US President Barack Obama has called on the British public to "stick together" with the European Union in June's crucial referendum.
Arriving in the UK to celebrate the Queen's 90th birthday, Mr Obama penned an article in The Telegraph, saying: “As citizens of the United Kingdom take stock of their relationship with the EU, you should be proud that the EU has helped spread British values and practices – democracy, the rule of law, open markets – across the continent and to its periphery."
Knowing that criticism would inevitably come from 'Leave' campaigners, the President stressed that the outcome of the referendum is "a matter of deep interest to the United States".
He said: “I am persuaded that the greatest single contribution our two countries have been enabled to make to civilisation, and to the welfare of peoples throughout the world, is the example we have jointly set by our manner of conducting relations between our two nations.”
Many leave campaigners have suggested that severing ties with the EU would allow the UK to forge even closer relationships with the US. But Mr Obama appeared to quash that idea: “I will say, with the candour of a friend, that the outcome of your decision is a matter of deep interest to the United States. The tens of thousands of Americans who rest in Europe’s cemeteries are a silent testament to just how intertwined our prosperity and security truly are.”

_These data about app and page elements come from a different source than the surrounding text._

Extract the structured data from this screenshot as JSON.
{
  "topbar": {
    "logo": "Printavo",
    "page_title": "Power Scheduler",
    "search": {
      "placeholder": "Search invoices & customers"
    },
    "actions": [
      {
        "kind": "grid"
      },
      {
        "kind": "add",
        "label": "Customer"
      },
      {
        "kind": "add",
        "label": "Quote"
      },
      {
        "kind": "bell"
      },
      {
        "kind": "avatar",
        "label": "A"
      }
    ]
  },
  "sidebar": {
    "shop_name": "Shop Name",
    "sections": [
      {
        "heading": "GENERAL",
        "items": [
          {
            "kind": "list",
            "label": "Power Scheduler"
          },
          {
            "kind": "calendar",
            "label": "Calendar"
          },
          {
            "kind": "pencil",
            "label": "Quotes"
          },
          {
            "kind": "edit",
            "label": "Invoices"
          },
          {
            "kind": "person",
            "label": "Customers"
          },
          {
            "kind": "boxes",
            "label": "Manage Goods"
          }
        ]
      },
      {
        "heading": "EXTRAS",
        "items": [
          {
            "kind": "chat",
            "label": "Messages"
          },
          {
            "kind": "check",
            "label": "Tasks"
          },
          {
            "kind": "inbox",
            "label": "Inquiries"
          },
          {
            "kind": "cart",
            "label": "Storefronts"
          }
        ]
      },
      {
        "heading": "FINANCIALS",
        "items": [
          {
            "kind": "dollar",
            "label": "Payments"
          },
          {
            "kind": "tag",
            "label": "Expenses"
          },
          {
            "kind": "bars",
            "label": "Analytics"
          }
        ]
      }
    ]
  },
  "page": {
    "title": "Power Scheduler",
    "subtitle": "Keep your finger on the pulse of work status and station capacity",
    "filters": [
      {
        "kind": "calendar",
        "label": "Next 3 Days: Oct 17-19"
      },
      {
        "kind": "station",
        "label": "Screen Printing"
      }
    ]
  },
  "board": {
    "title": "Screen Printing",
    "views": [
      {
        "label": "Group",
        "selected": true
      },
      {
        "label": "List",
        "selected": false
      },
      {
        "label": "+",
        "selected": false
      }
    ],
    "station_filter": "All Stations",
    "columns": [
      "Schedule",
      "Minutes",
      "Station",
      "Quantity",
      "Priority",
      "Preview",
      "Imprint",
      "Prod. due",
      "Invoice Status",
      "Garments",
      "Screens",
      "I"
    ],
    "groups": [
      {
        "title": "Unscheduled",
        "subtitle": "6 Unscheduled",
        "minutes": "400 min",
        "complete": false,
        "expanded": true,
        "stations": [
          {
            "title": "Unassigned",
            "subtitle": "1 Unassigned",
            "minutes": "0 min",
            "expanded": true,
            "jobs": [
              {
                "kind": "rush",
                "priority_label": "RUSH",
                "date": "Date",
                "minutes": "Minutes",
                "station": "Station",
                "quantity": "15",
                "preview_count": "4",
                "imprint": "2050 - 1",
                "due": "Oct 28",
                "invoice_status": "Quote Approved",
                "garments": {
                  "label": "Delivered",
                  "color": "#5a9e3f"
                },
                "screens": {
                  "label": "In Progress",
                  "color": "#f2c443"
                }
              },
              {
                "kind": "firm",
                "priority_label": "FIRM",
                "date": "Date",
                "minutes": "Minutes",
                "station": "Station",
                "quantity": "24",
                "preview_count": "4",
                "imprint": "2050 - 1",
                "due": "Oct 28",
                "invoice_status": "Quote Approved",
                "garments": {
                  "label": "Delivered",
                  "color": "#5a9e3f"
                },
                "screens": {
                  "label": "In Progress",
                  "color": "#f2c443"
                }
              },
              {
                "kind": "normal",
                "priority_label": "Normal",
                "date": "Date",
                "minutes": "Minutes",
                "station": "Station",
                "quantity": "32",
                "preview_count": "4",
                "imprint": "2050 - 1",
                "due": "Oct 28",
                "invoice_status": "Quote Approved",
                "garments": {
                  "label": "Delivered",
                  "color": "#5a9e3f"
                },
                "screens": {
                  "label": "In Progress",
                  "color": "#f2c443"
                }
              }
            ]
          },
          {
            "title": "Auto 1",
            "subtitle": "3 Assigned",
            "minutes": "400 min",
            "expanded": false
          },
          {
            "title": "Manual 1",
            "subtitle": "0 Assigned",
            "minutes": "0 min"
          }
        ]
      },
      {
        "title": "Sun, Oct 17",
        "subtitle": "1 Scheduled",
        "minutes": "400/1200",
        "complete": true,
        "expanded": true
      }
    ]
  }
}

The US sees how your powerful voice in Europe ensures that Europe takes a strong stance in the world, and keeps the EU open, outward-looking, and closely linked to its allies on the other side of the Atlantic. So the US and the world need your outsized influence to continue – including within Europe.”